"Off the charts work ethic," Branson said quickly. "Honestly, from my heart, his willingness to learn is off the charts. This kid will do anything you ask him to do. He will do anything and everything to make this organization better."
Alvarez, 24, often takes extra batting practice, doing so before 8 a.m. He also can be seen working many days with third base coach and infield instructor Nick Leyva to improve his defense.
Alvarez shrugged off the notion he was doing anything that should be applauded.
"It's in the big leagues," Alvarez said. "So the adjustment needs to be the most important one and it needs to try to be the quickest.
"We are all still learning, you never master this game."
When Branson was told of Alvarez's simple, straightforward answers, he was not surprised. Those who have instructed Alvarez in the organization insist the slugger, who received a franchise-record $6.355 million signing bonus, wants to fit in the same as the career minor leaguer, wants to be one of the guys and scoffs at preferential treatment.
"He is not your ordinary first-round guy as a person, he just isn't," said Branson, a second-round pick himself who played nine major league seasons with the Cincinnati Reds, Cleveland Indians and Los Angeles Dodgers.
"Now, Pedro wants to stand out from everyone on the baseball field as a talent, get that straight. But, as a teammate, he doesn't want to stand out from anyone. He doesn't want special treatment, he doesn't want things different. He is a guy on a team, that's all he wants.
" I know it, I've worked with him a lot. I've seen some of those first-round guys act like everyone owes them something. Pedro? No way. He's just a regular guy."
Alvarez prides himself in being a rock-solid teammate and quickly has earned respect in a clubhouse where almost everyone is older. His stern sense of team loyalty and self-pride is why several sources said an erroneous Internet report in the offseason that he had put on unhealthy weight bothered him. He didn't want to be viewed as a poor teammate; didn't want other Pirates to think he was letting them down and didn't want fans to think he was a complacent, entitled athlete.
Turns out, the report was untrue.
Alvarez didn't want to comment on the report, but general manager Neal Huntington offered clarification.
"Every single ounce of weight gain has been muscle gain," Huntington said. "From the time the  season was over until the time he reported for spring training, the weight that Pedro put on is muscle. It is all muscle gain."
In the Pirates' media guide last year, Alvarez is listed at 223 pounds; this year, he is listed at 235.
To watch Alvarez Wednesday in a spring training game against the Minnesota Twins at McKechnie Field proved that the report of him being out of shape was unfounded

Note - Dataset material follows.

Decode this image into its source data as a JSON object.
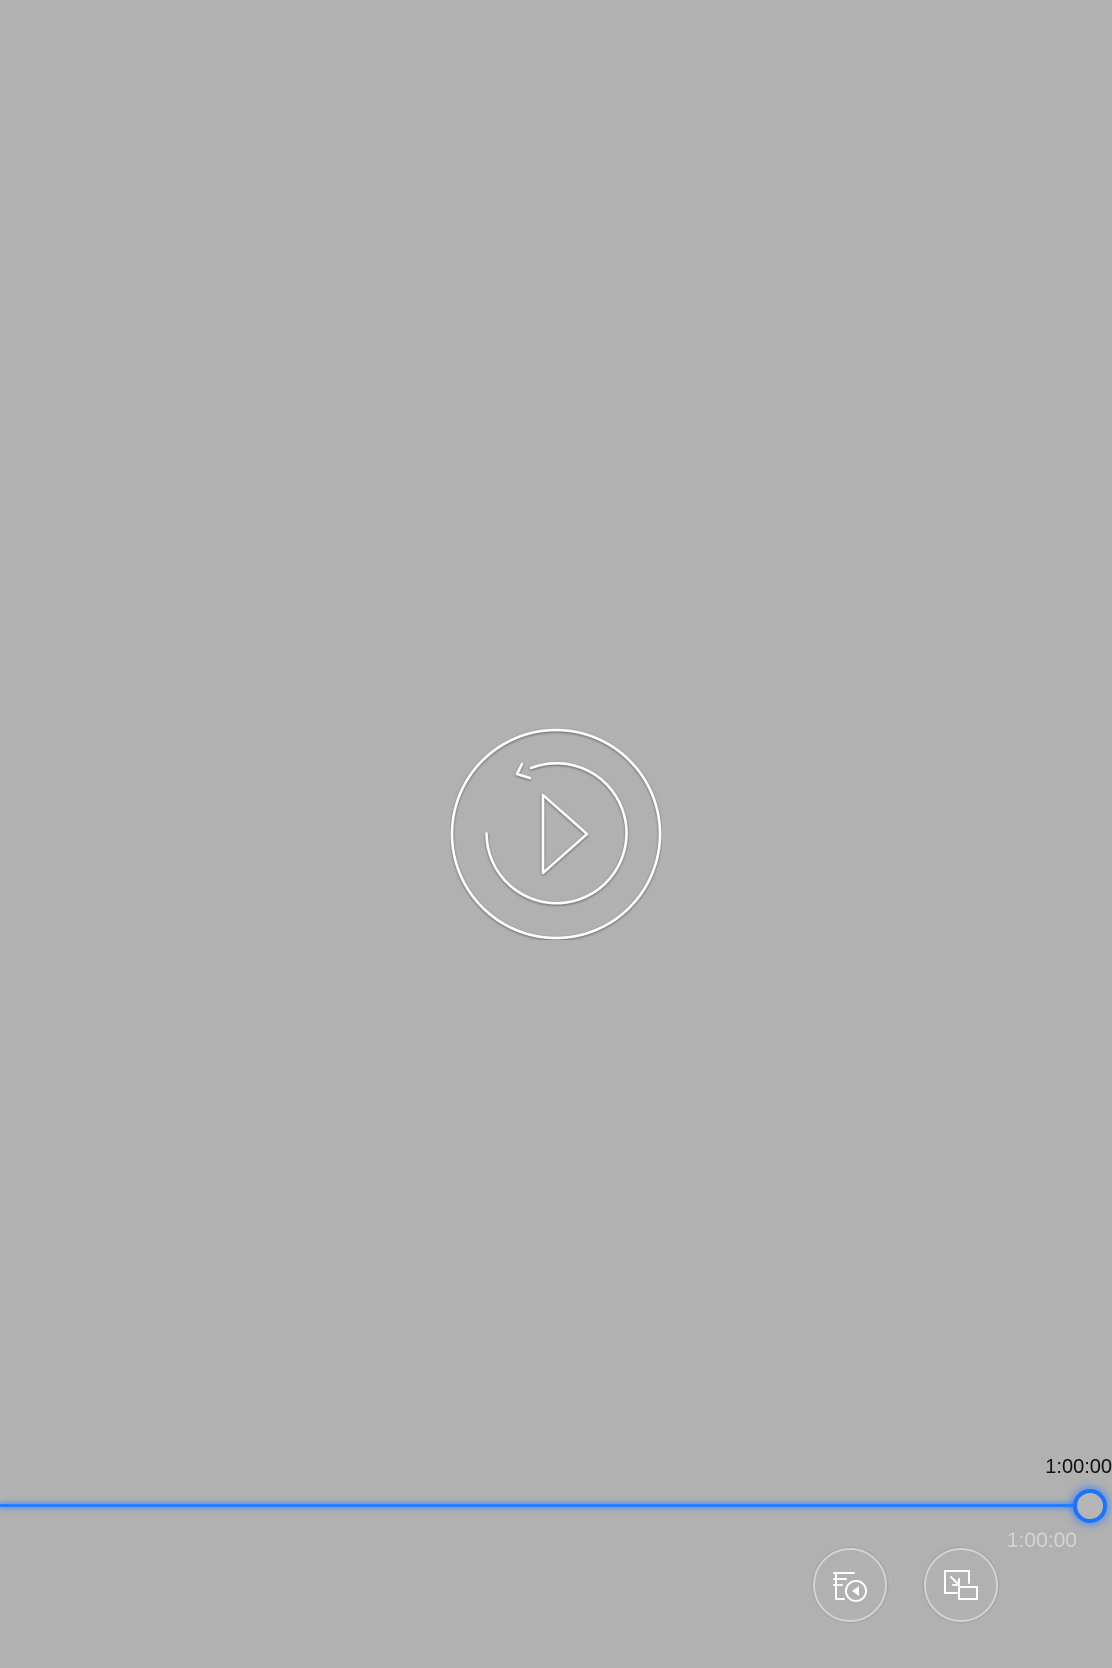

On defense, he took two rapid steps down the line and dived to his backhand to pull in a sharp bouncer before swiftly jumping to his feet and making a strong, across-the-diamond throw to nail the runner.
On offense, Alvarez hit a ball to right field and a decision needed to be made -- should he stay put for a single or attempt to stretch it into a double? He never wavered, hitting first and failing to break stride.
Alvarez slid into second just ahead of the throw, showing that he carries the weight of his body just fine.
Perhaps, it also could be said that Alvarez carries a decent-sized burden on his shoulders, one where he is asked to bear a large portion of the brunt of putting an end to the longest losing streak among professional sports franchises in North America.
It appears he won't hide or wither from such a burden.
"My goal for this year is to keep learning, keep improving on my abilities," Alvarez said. "So that in the long run I can help this team out, getting to where we want to be. And, at the same time, keep going toward this Hall of Fame career that I want."
Colin Dunlap: email@example.com First Published March 6, 2011 5:00 AM